The Nigeria Extractive Industries Transparency Initiative (NEITI), has identified conditions to be met in the new Petroleum Industry and Governance Bill (PIGB), for the proposed legislation to meet the expectations and challenges of the industry.
The Executive Secretary of NEITI, Waziri Adio listed these conditions in a paper presented at a Stakeholders’ Dialogue on the PIGB organized recently in Abuja, by the Civil Society Legislative Advocacy Centre, CISLAC.
One of the conditions identified by NEITI was the issue of institutional disclosure through regular reporting. Mr.Adio noted that ''The current NEITI audit reports rely on annual data collection exercise undertaken by the independent auditors to generate information about transaction in the industry for the preceding year. Apart from the delay with industry-wide physical data collection, the system creates a serious lag in dissemination, limits engagement and weakens accountability.'' He called for a provision in the PIGB to compel companies and government agencies to make information and data available in real time in a format that can be easily accessible.
The second condition identified by the Executive Secretary, was the need for the PIGB to provide for relevant government agencies and organizations in the extractive industry, to comply with relevant sections of the NEITI Act.
He also listed, the removal of impediments currently being faced by the civil society for effective engagements with the industry, as another area that should be boldly addressed by the PIGB.
‘’We recognize that information not specifically listed for the purpose of NEITI audits, or which may not be contained in companies periodic reports, may however be sought by civil society actors for the overall purpose of transparency and accountability in the oil and gas sector. I therefore recommend that the requirement for disclosure should address ambiguities by any other law that exempts or purports to exempt the national oil company from compliance with the Freedom of Information Act.’’
The NEITI Executive Secretary added that right incentives and protection for industry personnel, to expose wrongdoing in the sector in the interest of the public, should be provided for in the new PIGB.

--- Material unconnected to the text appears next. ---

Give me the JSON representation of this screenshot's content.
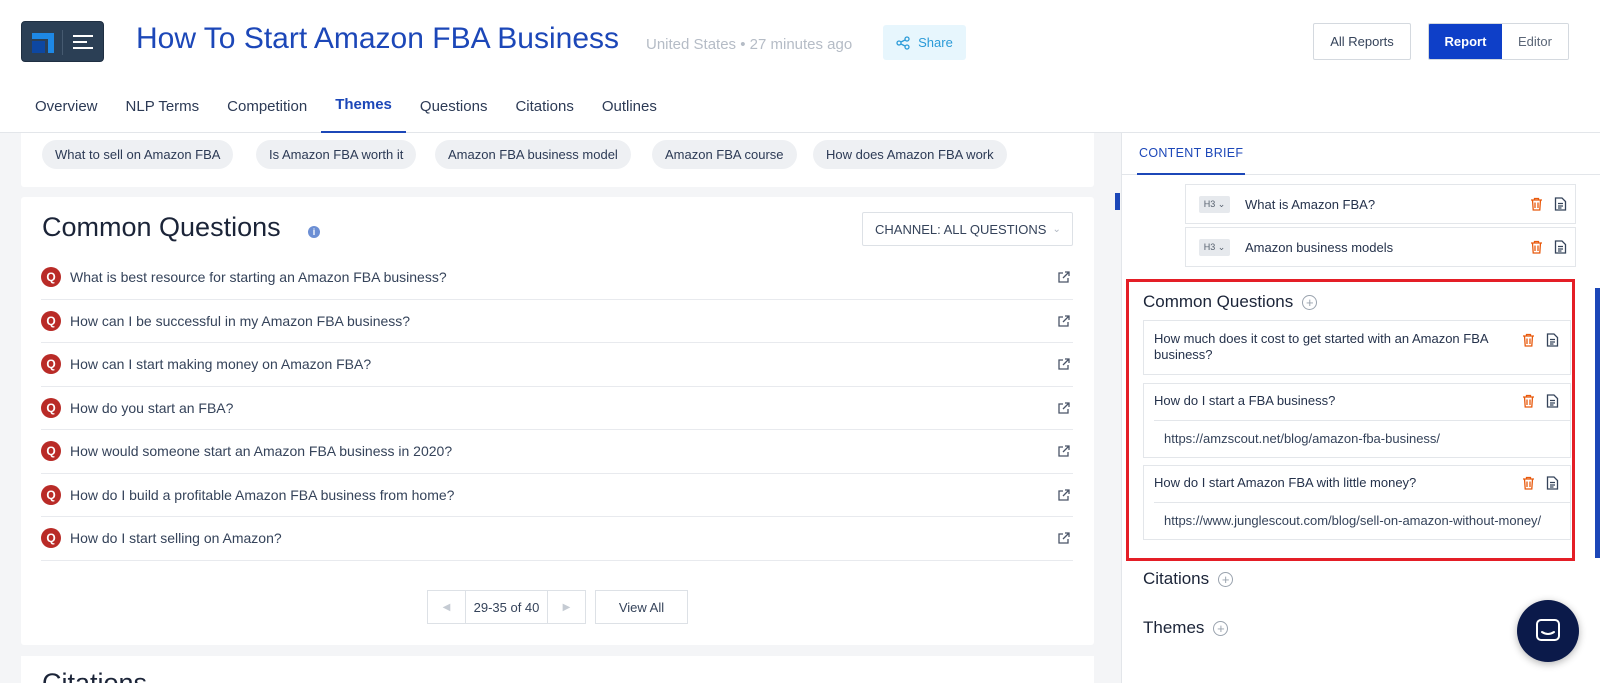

'‘The cardinal requirements of accountability is that the one holding to account must be independent of the one being held to account. This is why the EITI standard requires that implementing countries, must disclose the relationship that exists between state-owned extractive companies and the government. To fully implement the EITI requirements, it is recommended that the PIGB should ensure sufficient delineation of structure, authority and responsibilities of the national oil company, the regulator and the Ministry of Petroleum Resources.’’
Adio, underlined that no company or agency created under the PIGB should be exempted from the Fiscal Responsibility Act 2007 and the Public Procurement Act 2007. He argued that these legislations positively affect the operations in oil & gas sectors given provisions for open, competitive and cost-effective public procurement and stringent financial guidelines, for public expenditure management.
Mr. Adio also identified mandatory contract disclosure of companies operating in the oil & gas sector as another important feature that the PIGB should not ignore, in line with the global trends. He maintained that the PIGB should provide an opportunity to address the issue of beneficial ownership, by ensuring that natural persons who directly or indirectly ultimately own or control the corporate entity, are publicly disclosed.
The paper contended that the PIGB should include sanctions for failure to comply with the requirement of the extant laws. He emphasized that the PIGB should specify relevant penalties for non-compliance with the provisions of the NEITI Act, Fiscal Responsibility Act and Public Procurement Act, and should clearly designate the prosecuting authorities.
Waziri Adio explained that it is necessary to ensure that the new law does not retain any provision that tends to grant officials the power to unilaterally, or discretionally take decisions with regards to issuance of licenses, title and control of national stakes in oil assets. He warned that decisions that fundamentally undermine the accountability objectives of the law should not be encouraged.
The stakeholders’ dialogue was organized by the Civil Society Advocacy Centre to generate diverse ideas that will help government and the National Assembly in improving the content of the proposed Legislation.